It felt like the most fun. It’s just so outrageous and out there. I just thought it’d be fun, [but] I was a little worried because the sound was so different with the hardstyle elements. I didn’t know if my fans or American fans would be into that. But the response has been amazing. People love it. That was the first one I recorded of this new batch. I thought it was dope. I just put it out, and most of the other songs hadn’t been recorded yet. Once I saw the response to that song, I was like, “OK, let’s make some more exactly that.”
As your new record approaches, what else can fans expect to hear on the new album?
I think it’s full of surprises. I just had fun with it, [and] I think there’s a little bit of everything. So there’s a little bit of like rapping. There’s crazy tempo changes and metal parts. I’m screaming on a bunch of the songs, but it’s also pop. It’s all over the place in a really fun way. I feel like there’s a little something for everyone. The artwork is awesome. I’m really excited about that. I’m excited to make CDs, and I think I’m going to make vinyl for the first time. I wish I could do a tour or something because I feel like the songs are so fast and upbeat, and they would be so fun to play live so good.
A lot of the artwork for the record so far zones in on cool metallic colors. Can you tell us where you pull your inspiration from?

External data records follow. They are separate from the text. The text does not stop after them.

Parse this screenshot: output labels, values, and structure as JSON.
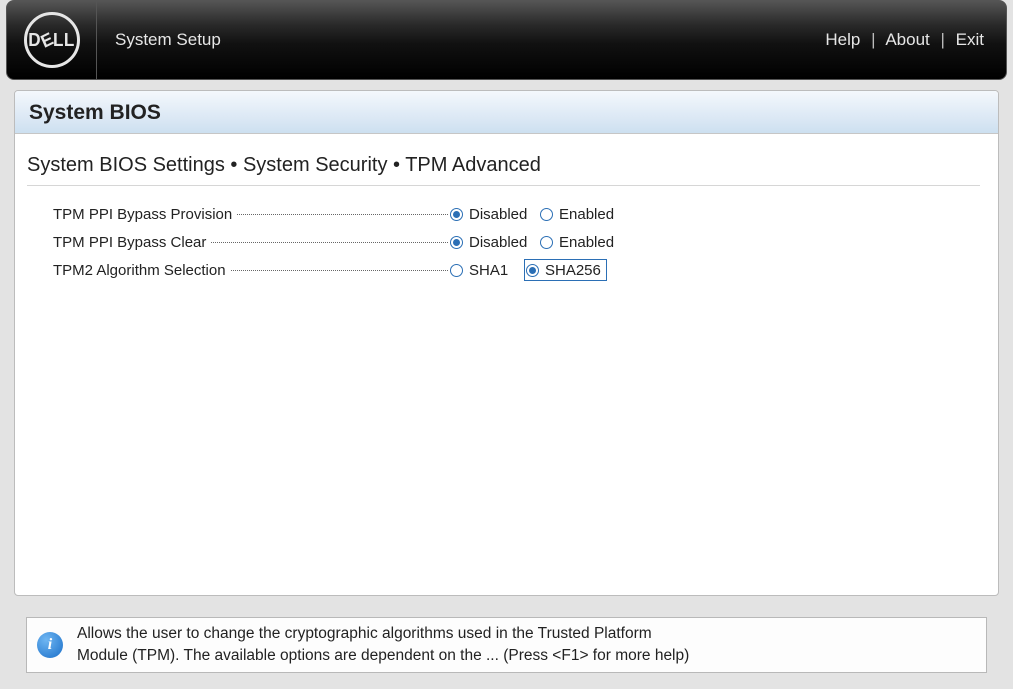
{
  "header": {
    "logo_text_parts": [
      "D",
      "E",
      "L",
      "L"
    ],
    "app_title": "System Setup",
    "links": {
      "help": "Help",
      "about": "About",
      "exit": "Exit"
    },
    "sep": "|"
  },
  "panel": {
    "title": "System BIOS",
    "breadcrumb": "System BIOS Settings • System Security • TPM Advanced"
  },
  "settings": [
    {
      "id": "tpm-ppi-bypass-provision",
      "label": "TPM PPI Bypass Provision",
      "options": [
        {
          "label": "Disabled",
          "selected": true
        },
        {
          "label": "Enabled",
          "selected": false
        }
      ],
      "col_classes": [
        "col0",
        "col1"
      ]
    },
    {
      "id": "tpm-ppi-bypass-clear",
      "label": "TPM PPI Bypass Clear",
      "options": [
        {
          "label": "Disabled",
          "selected": true
        },
        {
          "label": "Enabled",
          "selected": false
        }
      ],
      "col_classes": [
        "col0",
        "col1"
      ]
    },
    {
      "id": "tpm2-algorithm-selection",
      "label": "TPM2 Algorithm Selection",
      "options": [
        {
          "label": "SHA1",
          "selected": false
        },
        {
          "label": "SHA256",
          "selected": true,
          "focused": true
        }
      ],
      "col_classes": [
        "colA",
        ""
      ]
    }
  ],
  "help": {
    "icon_glyph": "i",
    "text_line1": "Allows the user to change the cryptographic algorithms used in the Trusted Platform",
    "text_line2": "Module (TPM). The available options are dependent on the ... (Press <F1> for more help)"
  }
}
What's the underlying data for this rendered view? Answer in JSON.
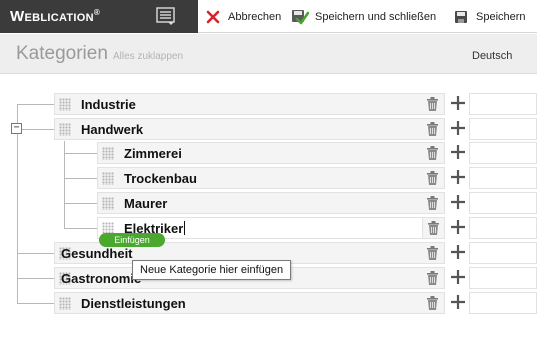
{
  "app": {
    "brand": "Weblication",
    "brand_mark": "®"
  },
  "toolbar": {
    "cancel_label": "Abbrechen",
    "save_close_label": "Speichern und schließen",
    "save_label": "Speichern"
  },
  "header": {
    "title": "Kategorien",
    "collapse_all": "Alles zuklappen",
    "language": "Deutsch"
  },
  "tree": {
    "toggle": "−",
    "items": [
      {
        "label": "Industrie"
      },
      {
        "label": "Handwerk"
      },
      {
        "label": "Zimmerei"
      },
      {
        "label": "Trockenbau"
      },
      {
        "label": "Maurer"
      },
      {
        "label": "Elektriker"
      },
      {
        "label": "Gesundheit"
      },
      {
        "label": "Gastronomie"
      },
      {
        "label": "Dienstleistungen"
      }
    ]
  },
  "insert": {
    "pill_label": "Einfügen",
    "tooltip": "Neue Kategorie hier einfügen"
  },
  "colors": {
    "brand_bg": "#3b3b3b",
    "cancel": "#d9232a",
    "accent_green": "#4aa82f"
  },
  "icons": [
    "menu-icon",
    "cancel-x-icon",
    "save-close-icon",
    "save-disk-icon",
    "drag-grip-icon",
    "trash-icon",
    "plus-icon"
  ]
}
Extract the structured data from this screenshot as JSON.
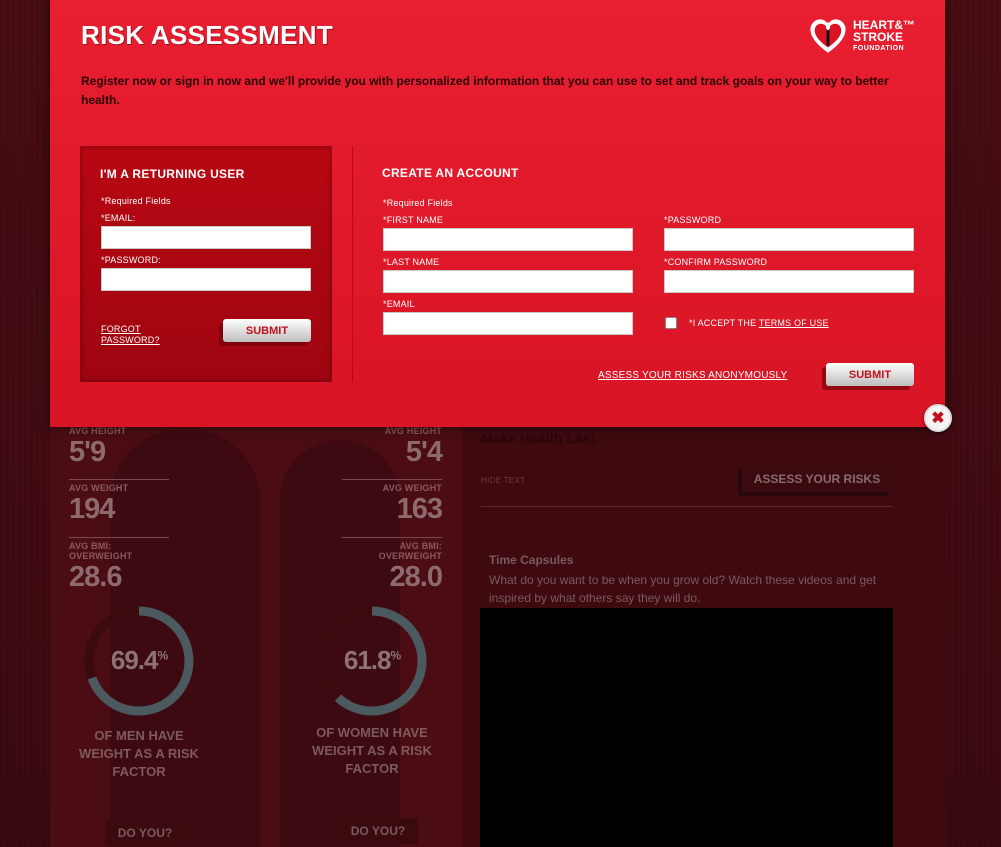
{
  "modal": {
    "title": "RISK ASSESSMENT",
    "intro": "Register now or sign in now and we'll provide you with personalized information that you can use to set and track goals on your way to better health.",
    "logo": {
      "line1": "HEART&™",
      "line2": "STROKE",
      "line3": "FOUNDATION",
      "icon": "heart-torch-logo"
    },
    "returning": {
      "title": "I'M A RETURNING USER",
      "required": "*Required Fields",
      "email_label": "*EMAIL:",
      "password_label": "*PASSWORD:",
      "forgot_line1": "FORGOT",
      "forgot_line2": "PASSWORD?",
      "submit": "SUBMIT"
    },
    "create": {
      "title": "CREATE AN ACCOUNT",
      "required": "*Required Fields",
      "first_name_label": "*FIRST NAME",
      "last_name_label": "*LAST NAME",
      "email_label": "*EMAIL",
      "password_label": "*PASSWORD",
      "confirm_label": "*CONFIRM PASSWORD",
      "accept_prefix": "*I ACCEPT THE ",
      "terms": "TERMS OF USE",
      "anon_link": "ASSESS YOUR RISKS ANONYMOUSLY",
      "submit": "SUBMIT"
    },
    "close_icon": "close-icon"
  },
  "background": {
    "men": {
      "height_label": "AVG HEIGHT",
      "height": "5'9",
      "weight_label": "AVG WEIGHT",
      "weight": "194",
      "bmi_label1": "AVG BMI:",
      "bmi_label2": "OVERWEIGHT",
      "bmi": "28.6",
      "percent": "69.4",
      "percent_fraction": 0.694,
      "caption1": "OF MEN HAVE",
      "caption2": "WEIGHT AS A RISK",
      "caption3": "FACTOR",
      "do_you": "DO YOU?"
    },
    "women": {
      "height_label": "AVG HEIGHT",
      "height": "5'4",
      "weight_label": "AVG WEIGHT",
      "weight": "163",
      "bmi_label1": "AVG BMI:",
      "bmi_label2": "OVERWEIGHT",
      "bmi": "28.0",
      "percent": "61.8",
      "percent_fraction": 0.618,
      "caption1": "OF WOMEN HAVE",
      "caption2": "WEIGHT AS A RISK",
      "caption3": "FACTOR",
      "do_you": "DO YOU?"
    },
    "percent_sign": "%",
    "right": {
      "headline": "Make Health Last.",
      "hide_text": "HIDE TEXT",
      "assess_button": "ASSESS YOUR RISKS",
      "capsule_title": "Time Capsules",
      "capsule_text": "What do you want to be when you grow old? Watch these videos and get inspired by what others say they will do."
    }
  }
}
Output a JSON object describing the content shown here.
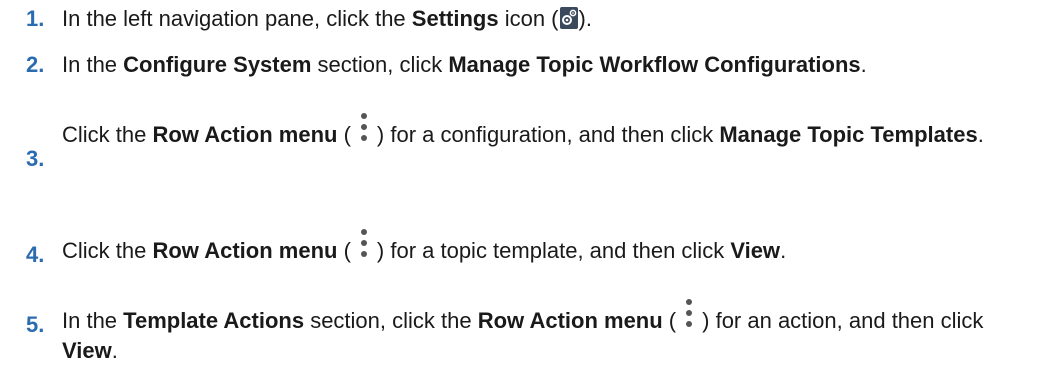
{
  "steps": [
    {
      "number": "1.",
      "t1": "In the left navigation pane, click the ",
      "b1": "Settings",
      "t2": " icon (",
      "icon": "settings-gear-icon",
      "t3": ")."
    },
    {
      "number": "2.",
      "t1": "In the ",
      "b1": "Configure System",
      "t2": " section, click ",
      "b2": "Manage Topic Workflow Configurations",
      "t3": "."
    },
    {
      "number": "3.",
      "t1": "Click the ",
      "b1": "Row Action menu",
      "t2": " (",
      "icon": "row-action-kebab-icon",
      "t3": ") for a configuration, and then click ",
      "b2": "Manage Topic Templates",
      "t4": "."
    },
    {
      "number": "4.",
      "t1": "Click the ",
      "b1": "Row Action menu",
      "t2": " (",
      "icon": "row-action-kebab-icon",
      "t3": ") for a topic template, and then click ",
      "b2": "View",
      "t4": "."
    },
    {
      "number": "5.",
      "t1": "In the ",
      "b1": "Template Actions",
      "t2": " section, click the ",
      "b2": "Row Action menu",
      "t3": " (",
      "icon": "row-action-kebab-icon",
      "t4": ") for an action, and then click ",
      "b3": "View",
      "t5": "."
    }
  ],
  "colors": {
    "step_number": "#2b6cb0",
    "text": "#1a1a1a",
    "settings_icon_bg": "#3a4a5c"
  }
}
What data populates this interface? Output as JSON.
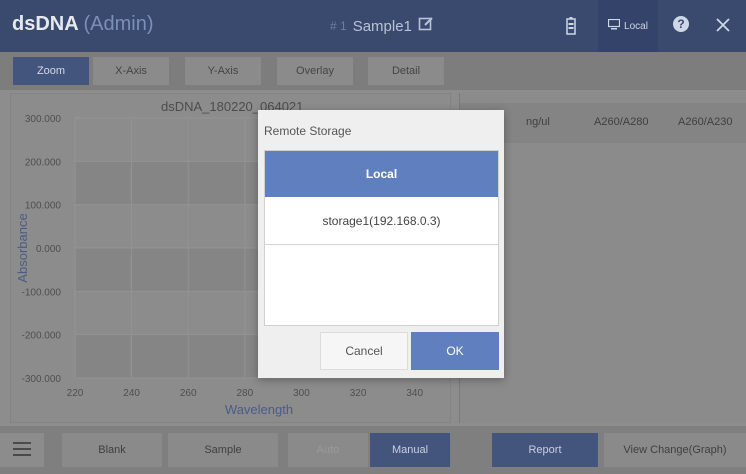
{
  "header": {
    "app_name": "dsDNA",
    "role": "(Admin)",
    "sample_hash": "# 1",
    "sample_name": "Sample1",
    "local_label": "Local"
  },
  "tabs": [
    "Zoom",
    "X-Axis",
    "Y-Axis",
    "Overlay",
    "Detail"
  ],
  "chart": {
    "title": "dsDNA_180220_064021"
  },
  "chart_data": {
    "type": "line",
    "title": "dsDNA_180220_064021",
    "xlabel": "Wavelength",
    "ylabel": "Absorbance",
    "xlim": [
      220,
      350
    ],
    "ylim": [
      -300,
      300
    ],
    "x_ticks": [
      "220",
      "240",
      "260",
      "280",
      "300",
      "320",
      "340"
    ],
    "y_ticks": [
      "300.000",
      "200.000",
      "100.000",
      "0.000",
      "-100.000",
      "-200.000",
      "-300.000"
    ],
    "series": [],
    "grid": true
  },
  "table": {
    "columns": [
      "ng/ul",
      "A260/A280",
      "A260/A230"
    ]
  },
  "bottom": {
    "blank": "Blank",
    "sample": "Sample",
    "auto": "Auto",
    "manual": "Manual",
    "report": "Report",
    "view_change": "View Change(Graph)"
  },
  "modal": {
    "title": "Remote Storage",
    "options": [
      "Local",
      "storage1(192.168.0.3)"
    ],
    "selected": "Local",
    "cancel": "Cancel",
    "ok": "OK"
  },
  "colors": {
    "header_bg": "#3a4a6e",
    "accent": "#5f7fbf",
    "active_tab": "#44557d"
  }
}
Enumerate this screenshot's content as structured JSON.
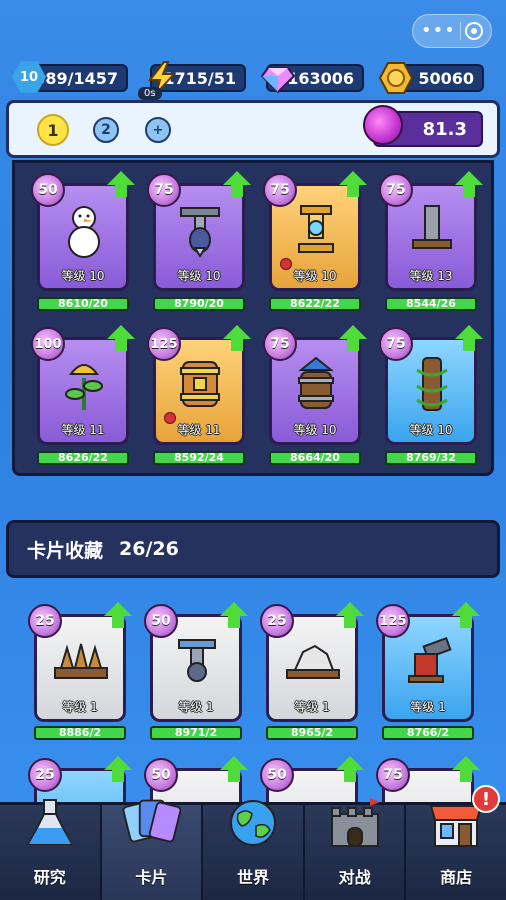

Just the sound of the music is very metallic. This has this whole sheen to it, and it also sounds very futuristic to me. It sounds like the future of pop music or what could potentially be. I was looking on Instagram through different artists trying to find someone who made something that would resemble the images I was having in my mind because I had just come across this artist, DEVANDVAN, and he just makes these cool face sculptures and these cool letters with the chrome tech. He’s from Indonesia, and he’s awesome. I’ve just been working with him, and I feel like he really helped bring my visions to life in that sense. But I don’t know why I thought that. Just that’s what the music sounds like to me. It sounds cold, like metal. [It’s] just different from my past. In the past, I felt more warm. But this one, it sounds cool, and it’s like punching you in the face with a robot fist.
How does it tie into the concept of the album, or is it not related?
I think it’s related to everything. I know it’s a different but similar vibe, and I don’t really know how to describe it.
Are there any other details about I’m Ready that you want fans to take note of when they listen to “All Around The World” for the first time?
I was considering not making this one a single just because I didn’t know it was a single at first, but I just love the chorus so much. I just thought it’s a really strong song. It’s also the second part of the story to “Crazy Fuckin’ Robot Body.” I just thought it’d be appropriate to show this one next. I really enjoyed recording it.
The song was first when I did this new style of singing and where I’m mixing the vocals a certain way that it really unlocked something for the rest of the album for me. It has a significance since it’s the last song I recorded before I went into the mindset of lockdown, which is surreal to think about because it was so long ago. I just hope people like it and can connect with it and want to punch shit during that chorus and get pissed. I want to make you want to rage a little bit. It could do whatever you want to feel. It’s open to interpretation.